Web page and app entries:
• • • • • • •

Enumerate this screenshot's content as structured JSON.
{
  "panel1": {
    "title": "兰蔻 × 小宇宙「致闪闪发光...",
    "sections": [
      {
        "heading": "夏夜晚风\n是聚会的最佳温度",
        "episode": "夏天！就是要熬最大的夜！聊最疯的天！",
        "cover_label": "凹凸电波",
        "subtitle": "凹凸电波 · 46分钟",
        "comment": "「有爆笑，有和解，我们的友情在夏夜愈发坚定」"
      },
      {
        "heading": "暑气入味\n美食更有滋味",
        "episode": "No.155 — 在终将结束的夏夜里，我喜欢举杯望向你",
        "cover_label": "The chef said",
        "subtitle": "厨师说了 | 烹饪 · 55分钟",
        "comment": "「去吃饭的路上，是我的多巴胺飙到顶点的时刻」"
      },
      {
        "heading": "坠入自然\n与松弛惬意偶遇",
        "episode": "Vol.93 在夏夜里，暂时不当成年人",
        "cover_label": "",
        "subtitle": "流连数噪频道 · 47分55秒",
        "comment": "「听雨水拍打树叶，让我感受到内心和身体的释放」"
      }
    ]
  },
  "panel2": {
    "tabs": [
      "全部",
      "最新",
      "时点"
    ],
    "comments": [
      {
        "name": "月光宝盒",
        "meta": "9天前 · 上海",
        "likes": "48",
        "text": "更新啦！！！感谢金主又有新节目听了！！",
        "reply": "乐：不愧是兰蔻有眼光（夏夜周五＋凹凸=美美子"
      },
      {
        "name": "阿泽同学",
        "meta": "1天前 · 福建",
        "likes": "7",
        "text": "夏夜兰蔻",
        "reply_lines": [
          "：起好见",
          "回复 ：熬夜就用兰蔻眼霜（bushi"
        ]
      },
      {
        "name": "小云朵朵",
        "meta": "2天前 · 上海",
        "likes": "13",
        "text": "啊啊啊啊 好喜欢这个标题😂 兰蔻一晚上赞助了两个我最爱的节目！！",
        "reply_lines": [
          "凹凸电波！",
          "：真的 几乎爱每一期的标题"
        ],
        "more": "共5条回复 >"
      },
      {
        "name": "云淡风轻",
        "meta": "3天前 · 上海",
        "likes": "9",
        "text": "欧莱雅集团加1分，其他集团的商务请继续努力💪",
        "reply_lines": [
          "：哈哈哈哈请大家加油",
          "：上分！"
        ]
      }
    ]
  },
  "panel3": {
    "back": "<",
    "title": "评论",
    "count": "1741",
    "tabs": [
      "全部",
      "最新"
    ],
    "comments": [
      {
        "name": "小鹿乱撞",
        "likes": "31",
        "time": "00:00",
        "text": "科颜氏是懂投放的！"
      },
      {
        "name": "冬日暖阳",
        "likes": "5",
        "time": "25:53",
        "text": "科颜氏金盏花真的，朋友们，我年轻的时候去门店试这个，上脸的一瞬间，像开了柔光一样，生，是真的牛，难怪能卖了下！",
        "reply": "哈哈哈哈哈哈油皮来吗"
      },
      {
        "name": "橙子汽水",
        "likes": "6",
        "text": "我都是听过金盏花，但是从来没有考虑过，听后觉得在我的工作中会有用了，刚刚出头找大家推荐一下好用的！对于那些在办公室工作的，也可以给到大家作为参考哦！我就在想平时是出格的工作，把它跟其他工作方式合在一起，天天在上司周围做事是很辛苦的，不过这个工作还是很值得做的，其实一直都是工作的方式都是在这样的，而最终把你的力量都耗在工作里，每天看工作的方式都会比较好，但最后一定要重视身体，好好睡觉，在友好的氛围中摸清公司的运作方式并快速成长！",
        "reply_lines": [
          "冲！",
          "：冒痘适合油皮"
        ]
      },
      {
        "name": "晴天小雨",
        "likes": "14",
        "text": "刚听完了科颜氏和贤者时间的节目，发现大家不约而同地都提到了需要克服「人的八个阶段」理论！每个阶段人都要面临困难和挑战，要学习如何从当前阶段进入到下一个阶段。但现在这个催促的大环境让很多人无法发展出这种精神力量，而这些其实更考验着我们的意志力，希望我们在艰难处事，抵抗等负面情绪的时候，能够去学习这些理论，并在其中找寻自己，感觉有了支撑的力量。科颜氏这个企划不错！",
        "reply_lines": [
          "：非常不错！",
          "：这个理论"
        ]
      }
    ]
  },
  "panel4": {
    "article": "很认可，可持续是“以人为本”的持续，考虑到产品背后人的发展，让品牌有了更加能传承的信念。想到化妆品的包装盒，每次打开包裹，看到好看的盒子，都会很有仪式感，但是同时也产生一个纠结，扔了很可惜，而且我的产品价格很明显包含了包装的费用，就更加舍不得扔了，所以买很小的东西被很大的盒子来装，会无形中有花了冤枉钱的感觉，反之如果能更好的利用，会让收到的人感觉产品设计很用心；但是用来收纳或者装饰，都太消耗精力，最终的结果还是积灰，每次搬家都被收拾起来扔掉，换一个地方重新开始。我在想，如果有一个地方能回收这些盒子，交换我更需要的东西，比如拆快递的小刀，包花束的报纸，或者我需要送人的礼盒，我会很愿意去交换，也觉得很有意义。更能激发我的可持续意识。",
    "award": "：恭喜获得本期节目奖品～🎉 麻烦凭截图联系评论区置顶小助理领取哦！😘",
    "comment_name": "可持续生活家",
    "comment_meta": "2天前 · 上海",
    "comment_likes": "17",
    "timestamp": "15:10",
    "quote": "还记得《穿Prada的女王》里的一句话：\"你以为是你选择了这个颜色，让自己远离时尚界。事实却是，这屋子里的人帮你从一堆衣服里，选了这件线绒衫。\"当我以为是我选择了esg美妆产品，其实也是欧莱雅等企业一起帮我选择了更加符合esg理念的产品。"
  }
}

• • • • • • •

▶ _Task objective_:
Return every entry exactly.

▶ _Answer to the exercise_:
Enumerate this screenshot's content as structured JSON.
{
  "panel1": {
    "title": "兰蔻 × 小宇宙「致闪闪发光...",
    "sections": [
      {
        "heading": "夏夜晚风\n是聚会的最佳温度",
        "episode": "夏天！就是要熬最大的夜！聊最疯的天！",
        "cover_label": "凹凸电波",
        "subtitle": "凹凸电波 · 46分钟",
        "comment": "「有爆笑，有和解，我们的友情在夏夜愈发坚定」"
      },
      {
        "heading": "暑气入味\n美食更有滋味",
        "episode": "No.155 — 在终将结束的夏夜里，我喜欢举杯望向你",
        "cover_label": "The chef said",
        "subtitle": "厨师说了 | 烹饪 · 55分钟",
        "comment": "「去吃饭的路上，是我的多巴胺飙到顶点的时刻」"
      },
      {
        "heading": "坠入自然\n与松弛惬意偶遇",
        "episode": "Vol.93 在夏夜里，暂时不当成年人",
        "cover_label": "",
        "subtitle": "流连数噪频道 · 47分55秒",
        "comment": "「听雨水拍打树叶，让我感受到内心和身体的释放」"
      }
    ]
  },
  "panel2": {
    "tabs": [
      "全部",
      "最新",
      "时点"
    ],
    "comments": [
      {
        "name": "月光宝盒",
        "meta": "9天前 · 上海",
        "likes": "48",
        "text": "更新啦！！！感谢金主又有新节目听了！！",
        "reply": "乐：不愧是兰蔻有眼光（夏夜周五＋凹凸=美美子"
      },
      {
        "name": "阿泽同学",
        "meta": "1天前 · 福建",
        "likes": "7",
        "text": "夏夜兰蔻",
        "reply_lines": [
          "：起好见",
          "回复 ：熬夜就用兰蔻眼霜（bushi"
        ]
      },
      {
        "name": "小云朵朵",
        "meta": "2天前 · 上海",
        "likes": "13",
        "text": "啊啊啊啊 好喜欢这个标题😂 兰蔻一晚上赞助了两个我最爱的节目！！",
        "reply_lines": [
          "凹凸电波！",
          "：真的 几乎爱每一期的标题"
        ],
        "more": "共5条回复 >"
      },
      {
        "name": "云淡风轻",
        "meta": "3天前 · 上海",
        "likes": "9",
        "text": "欧莱雅集团加1分，其他集团的商务请继续努力💪",
        "reply_lines": [
          "：哈哈哈哈请大家加油",
          "：上分！"
        ]
      }
    ]
  },
  "panel3": {
    "back": "<",
    "title": "评论",
    "count": "1741",
    "tabs": [
      "全部",
      "最新"
    ],
    "comments": [
      {
        "name": "小鹿乱撞",
        "likes": "31",
        "time": "00:00",
        "text": "科颜氏是懂投放的！"
      },
      {
        "name": "冬日暖阳",
        "likes": "5",
        "time": "25:53",
        "text": "科颜氏金盏花真的，朋友们，我年轻的时候去门店试这个，上脸的一瞬间，像开了柔光一样，生，是真的牛，难怪能卖了下！",
        "reply": "哈哈哈哈哈哈油皮来吗"
      },
      {
        "name": "橙子汽水",
        "likes": "6",
        "text": "我都是听过金盏花，但是从来没有考虑过，听后觉得在我的工作中会有用了，刚刚出头找大家推荐一下好用的！对于那些在办公室工作的，也可以给到大家作为参考哦！我就在想平时是出格的工作，把它跟其他工作方式合在一起，天天在上司周围做事是很辛苦的，不过这个工作还是很值得做的，其实一直都是工作的方式都是在这样的，而最终把你的力量都耗在工作里，每天看工作的方式都会比较好，但最后一定要重视身体，好好睡觉，在友好的氛围中摸清公司的运作方式并快速成长！",
        "reply_lines": [
          "冲！",
          "：冒痘适合油皮"
        ]
      },
      {
        "name": "晴天小雨",
        "likes": "14",
        "text": "刚听完了科颜氏和贤者时间的节目，发现大家不约而同地都提到了需要克服「人的八个阶段」理论！每个阶段人都要面临困难和挑战，要学习如何从当前阶段进入到下一个阶段。但现在这个催促的大环境让很多人无法发展出这种精神力量，而这些其实更考验着我们的意志力，希望我们在艰难处事，抵抗等负面情绪的时候，能够去学习这些理论，并在其中找寻自己，感觉有了支撑的力量。科颜氏这个企划不错！",
        "reply_lines": [
          "：非常不错！",
          "：这个理论"
        ]
      }
    ]
  },
  "panel4": {
    "article": "很认可，可持续是“以人为本”的持续，考虑到产品背后人的发展，让品牌有了更加能传承的信念。想到化妆品的包装盒，每次打开包裹，看到好看的盒子，都会很有仪式感，但是同时也产生一个纠结，扔了很可惜，而且我的产品价格很明显包含了包装的费用，就更加舍不得扔了，所以买很小的东西被很大的盒子来装，会无形中有花了冤枉钱的感觉，反之如果能更好的利用，会让收到的人感觉产品设计很用心；但是用来收纳或者装饰，都太消耗精力，最终的结果还是积灰，每次搬家都被收拾起来扔掉，换一个地方重新开始。我在想，如果有一个地方能回收这些盒子，交换我更需要的东西，比如拆快递的小刀，包花束的报纸，或者我需要送人的礼盒，我会很愿意去交换，也觉得很有意义。更能激发我的可持续意识。",
    "award": "：恭喜获得本期节目奖品～🎉 麻烦凭截图联系评论区置顶小助理领取哦！😘",
    "comment_name": "可持续生活家",
    "comment_meta": "2天前 · 上海",
    "comment_likes": "17",
    "timestamp": "15:10",
    "quote": "还记得《穿Prada的女王》里的一句话：\"你以为是你选择了这个颜色，让自己远离时尚界。事实却是，这屋子里的人帮你从一堆衣服里，选了这件线绒衫。\"当我以为是我选择了esg美妆产品，其实也是欧莱雅等企业一起帮我选择了更加符合esg理念的产品。"
  }
}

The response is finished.